The Tar Baby and the Tomahawk: Race and Ethnic Images in American Children's Literature, 1880-1939

Dear Mr. Harris:

I was afraid you were out of time and so I gave the matter up particularly as Col. Johnston's letter did not get along. I'm debating whether to come back to Atlanta on my way to New Orleans or not. In case I do I want to see you. I disclaim all social protrusions myself. I'm a big-fisted western plowboy as you'll find and I know we'd get on famously. If I came down it will be on Sunday morning and [?]

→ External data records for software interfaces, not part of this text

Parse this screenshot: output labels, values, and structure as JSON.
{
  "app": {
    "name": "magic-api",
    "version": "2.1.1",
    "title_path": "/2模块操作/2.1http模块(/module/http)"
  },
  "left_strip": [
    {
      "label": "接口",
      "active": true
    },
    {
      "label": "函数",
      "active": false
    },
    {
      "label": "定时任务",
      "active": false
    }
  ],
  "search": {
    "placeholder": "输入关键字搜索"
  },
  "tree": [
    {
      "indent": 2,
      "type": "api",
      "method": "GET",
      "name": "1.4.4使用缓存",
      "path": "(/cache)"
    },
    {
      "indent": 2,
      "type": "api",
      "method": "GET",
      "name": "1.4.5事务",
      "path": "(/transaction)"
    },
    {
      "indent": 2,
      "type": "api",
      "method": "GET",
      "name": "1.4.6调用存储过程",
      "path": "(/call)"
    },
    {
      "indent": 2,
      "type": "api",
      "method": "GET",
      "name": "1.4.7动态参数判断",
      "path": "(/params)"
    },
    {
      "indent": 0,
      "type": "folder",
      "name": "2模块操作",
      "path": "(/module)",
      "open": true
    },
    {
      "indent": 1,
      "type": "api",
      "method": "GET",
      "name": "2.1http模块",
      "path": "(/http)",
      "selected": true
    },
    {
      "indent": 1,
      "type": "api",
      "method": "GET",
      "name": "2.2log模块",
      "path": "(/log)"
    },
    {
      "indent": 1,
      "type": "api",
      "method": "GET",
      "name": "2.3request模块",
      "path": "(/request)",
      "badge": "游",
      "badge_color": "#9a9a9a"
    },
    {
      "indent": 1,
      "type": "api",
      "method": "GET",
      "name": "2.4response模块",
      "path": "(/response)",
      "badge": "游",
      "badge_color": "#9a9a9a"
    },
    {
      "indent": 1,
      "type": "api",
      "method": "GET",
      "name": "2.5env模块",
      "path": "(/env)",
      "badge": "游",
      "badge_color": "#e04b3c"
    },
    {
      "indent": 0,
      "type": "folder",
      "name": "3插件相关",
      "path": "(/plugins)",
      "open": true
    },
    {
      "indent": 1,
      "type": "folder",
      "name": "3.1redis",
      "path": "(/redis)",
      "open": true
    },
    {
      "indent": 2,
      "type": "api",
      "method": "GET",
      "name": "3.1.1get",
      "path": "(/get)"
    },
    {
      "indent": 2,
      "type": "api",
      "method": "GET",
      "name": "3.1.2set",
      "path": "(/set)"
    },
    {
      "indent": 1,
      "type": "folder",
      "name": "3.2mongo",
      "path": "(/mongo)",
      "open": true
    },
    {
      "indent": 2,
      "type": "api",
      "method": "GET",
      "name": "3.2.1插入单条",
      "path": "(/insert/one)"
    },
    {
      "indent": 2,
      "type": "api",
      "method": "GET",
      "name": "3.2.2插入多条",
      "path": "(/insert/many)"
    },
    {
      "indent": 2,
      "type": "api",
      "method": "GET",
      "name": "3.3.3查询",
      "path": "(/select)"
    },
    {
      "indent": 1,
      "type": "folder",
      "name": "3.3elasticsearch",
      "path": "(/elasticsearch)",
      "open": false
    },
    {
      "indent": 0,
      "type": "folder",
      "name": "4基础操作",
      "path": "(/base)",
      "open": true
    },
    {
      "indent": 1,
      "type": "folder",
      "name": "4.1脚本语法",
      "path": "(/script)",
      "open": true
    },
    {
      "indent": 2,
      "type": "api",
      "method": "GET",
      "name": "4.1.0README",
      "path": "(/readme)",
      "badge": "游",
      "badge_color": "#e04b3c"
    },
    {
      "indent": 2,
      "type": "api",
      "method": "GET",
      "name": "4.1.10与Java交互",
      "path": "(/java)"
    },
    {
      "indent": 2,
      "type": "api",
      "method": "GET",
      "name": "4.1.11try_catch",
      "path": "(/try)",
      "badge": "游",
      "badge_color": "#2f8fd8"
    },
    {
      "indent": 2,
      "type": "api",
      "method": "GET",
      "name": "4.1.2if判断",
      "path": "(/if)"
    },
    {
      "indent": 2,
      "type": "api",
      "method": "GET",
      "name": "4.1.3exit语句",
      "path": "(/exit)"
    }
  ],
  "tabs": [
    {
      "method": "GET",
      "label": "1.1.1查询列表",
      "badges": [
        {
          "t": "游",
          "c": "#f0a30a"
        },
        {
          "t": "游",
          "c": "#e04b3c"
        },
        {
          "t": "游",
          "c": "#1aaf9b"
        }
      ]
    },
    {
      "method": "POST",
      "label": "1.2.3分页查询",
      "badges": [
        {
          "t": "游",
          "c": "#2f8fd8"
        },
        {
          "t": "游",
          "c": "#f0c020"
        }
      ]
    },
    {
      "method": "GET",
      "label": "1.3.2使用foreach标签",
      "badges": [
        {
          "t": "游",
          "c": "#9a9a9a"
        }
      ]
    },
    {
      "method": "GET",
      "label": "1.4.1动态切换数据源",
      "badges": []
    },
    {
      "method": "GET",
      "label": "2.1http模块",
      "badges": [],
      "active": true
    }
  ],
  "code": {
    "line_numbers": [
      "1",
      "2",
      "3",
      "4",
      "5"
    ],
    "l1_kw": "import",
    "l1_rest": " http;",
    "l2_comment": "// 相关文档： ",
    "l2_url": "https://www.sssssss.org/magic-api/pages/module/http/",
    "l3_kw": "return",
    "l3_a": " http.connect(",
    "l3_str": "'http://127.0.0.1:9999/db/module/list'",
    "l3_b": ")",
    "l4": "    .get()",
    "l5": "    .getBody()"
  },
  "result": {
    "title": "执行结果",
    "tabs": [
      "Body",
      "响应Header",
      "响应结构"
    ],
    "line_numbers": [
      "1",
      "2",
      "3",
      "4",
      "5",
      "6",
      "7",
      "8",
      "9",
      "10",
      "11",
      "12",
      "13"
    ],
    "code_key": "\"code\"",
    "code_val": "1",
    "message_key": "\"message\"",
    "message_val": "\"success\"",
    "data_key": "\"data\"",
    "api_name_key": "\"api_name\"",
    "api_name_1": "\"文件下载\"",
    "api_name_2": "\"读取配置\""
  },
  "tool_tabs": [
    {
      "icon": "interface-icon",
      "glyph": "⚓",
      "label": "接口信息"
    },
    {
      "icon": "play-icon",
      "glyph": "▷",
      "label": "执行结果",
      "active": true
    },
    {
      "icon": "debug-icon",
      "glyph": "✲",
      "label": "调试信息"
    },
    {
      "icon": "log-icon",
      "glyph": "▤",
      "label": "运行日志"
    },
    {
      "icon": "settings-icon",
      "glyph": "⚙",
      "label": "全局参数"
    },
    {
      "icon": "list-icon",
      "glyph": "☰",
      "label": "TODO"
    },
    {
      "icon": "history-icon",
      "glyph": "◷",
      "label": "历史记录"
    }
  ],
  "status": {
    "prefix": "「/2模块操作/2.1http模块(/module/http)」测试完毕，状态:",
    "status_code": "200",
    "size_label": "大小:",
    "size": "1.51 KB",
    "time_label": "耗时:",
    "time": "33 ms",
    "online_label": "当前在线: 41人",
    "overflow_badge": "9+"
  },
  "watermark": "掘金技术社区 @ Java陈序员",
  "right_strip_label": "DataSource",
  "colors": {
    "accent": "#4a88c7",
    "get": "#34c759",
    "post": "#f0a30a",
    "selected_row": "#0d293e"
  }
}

Kipling just before I left New York and Riley kept his [?] at which now I [?] you. I wished at the time you could have been there to offer Kipling a taste of the Southern dialect. I shall be very sorry if I do not meet you. I go to New Orleans [?]and hope to with a boat. [?]Memphis [?] an [?]life. Then [?]